**THE PROBLEM:** Please write out every line of the material exactly.

◇ ◇ ◇

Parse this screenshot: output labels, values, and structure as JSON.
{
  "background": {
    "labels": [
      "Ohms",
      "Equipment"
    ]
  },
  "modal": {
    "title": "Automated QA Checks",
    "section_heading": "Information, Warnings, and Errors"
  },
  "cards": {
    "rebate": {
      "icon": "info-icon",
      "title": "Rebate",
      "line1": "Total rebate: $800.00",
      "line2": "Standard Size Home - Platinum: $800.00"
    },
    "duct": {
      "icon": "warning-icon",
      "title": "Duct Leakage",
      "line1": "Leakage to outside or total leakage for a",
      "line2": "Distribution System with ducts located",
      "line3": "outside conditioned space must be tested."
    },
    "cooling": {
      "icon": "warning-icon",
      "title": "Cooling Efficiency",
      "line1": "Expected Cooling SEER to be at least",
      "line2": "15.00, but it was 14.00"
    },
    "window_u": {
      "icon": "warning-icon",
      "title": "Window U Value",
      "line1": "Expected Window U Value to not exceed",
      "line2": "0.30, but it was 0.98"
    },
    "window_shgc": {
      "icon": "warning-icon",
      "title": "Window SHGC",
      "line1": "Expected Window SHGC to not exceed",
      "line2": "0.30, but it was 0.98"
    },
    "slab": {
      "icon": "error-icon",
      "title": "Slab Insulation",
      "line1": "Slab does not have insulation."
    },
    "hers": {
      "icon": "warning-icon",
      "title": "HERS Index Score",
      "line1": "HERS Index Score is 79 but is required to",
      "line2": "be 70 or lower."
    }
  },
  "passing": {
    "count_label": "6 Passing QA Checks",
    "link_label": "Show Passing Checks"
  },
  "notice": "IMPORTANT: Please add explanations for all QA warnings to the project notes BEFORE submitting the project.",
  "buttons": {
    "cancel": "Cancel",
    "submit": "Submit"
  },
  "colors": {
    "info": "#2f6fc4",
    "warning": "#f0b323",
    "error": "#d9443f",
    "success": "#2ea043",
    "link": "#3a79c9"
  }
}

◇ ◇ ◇

**YOUR SOLUTION:**
Parse this screenshot: output labels, values, and structure as JSON.
{
  "background": {
    "labels": [
      "Ohms",
      "Equipment"
    ]
  },
  "modal": {
    "title": "Automated QA Checks",
    "section_heading": "Information, Warnings, and Errors"
  },
  "cards": {
    "rebate": {
      "icon": "info-icon",
      "title": "Rebate",
      "line1": "Total rebate: $800.00",
      "line2": "Standard Size Home - Platinum: $800.00"
    },
    "duct": {
      "icon": "warning-icon",
      "title": "Duct Leakage",
      "line1": "Leakage to outside or total leakage for a",
      "line2": "Distribution System with ducts located",
      "line3": "outside conditioned space must be tested."
    },
    "cooling": {
      "icon": "warning-icon",
      "title": "Cooling Efficiency",
      "line1": "Expected Cooling SEER to be at least",
      "line2": "15.00, but it was 14.00"
    },
    "window_u": {
      "icon": "warning-icon",
      "title": "Window U Value",
      "line1": "Expected Window U Value to not exceed",
      "line2": "0.30, but it was 0.98"
    },
    "window_shgc": {
      "icon": "warning-icon",
      "title": "Window SHGC",
      "line1": "Expected Window SHGC to not exceed",
      "line2": "0.30, but it was 0.98"
    },
    "slab": {
      "icon": "error-icon",
      "title": "Slab Insulation",
      "line1": "Slab does not have insulation."
    },
    "hers": {
      "icon": "warning-icon",
      "title": "HERS Index Score",
      "line1": "HERS Index Score is 79 but is required to",
      "line2": "be 70 or lower."
    }
  },
  "passing": {
    "count_label": "6 Passing QA Checks",
    "link_label": "Show Passing Checks"
  },
  "notice": "IMPORTANT: Please add explanations for all QA warnings to the project notes BEFORE submitting the project.",
  "buttons": {
    "cancel": "Cancel",
    "submit": "Submit"
  },
  "colors": {
    "info": "#2f6fc4",
    "warning": "#f0b323",
    "error": "#d9443f",
    "success": "#2ea043",
    "link": "#3a79c9"
  }
}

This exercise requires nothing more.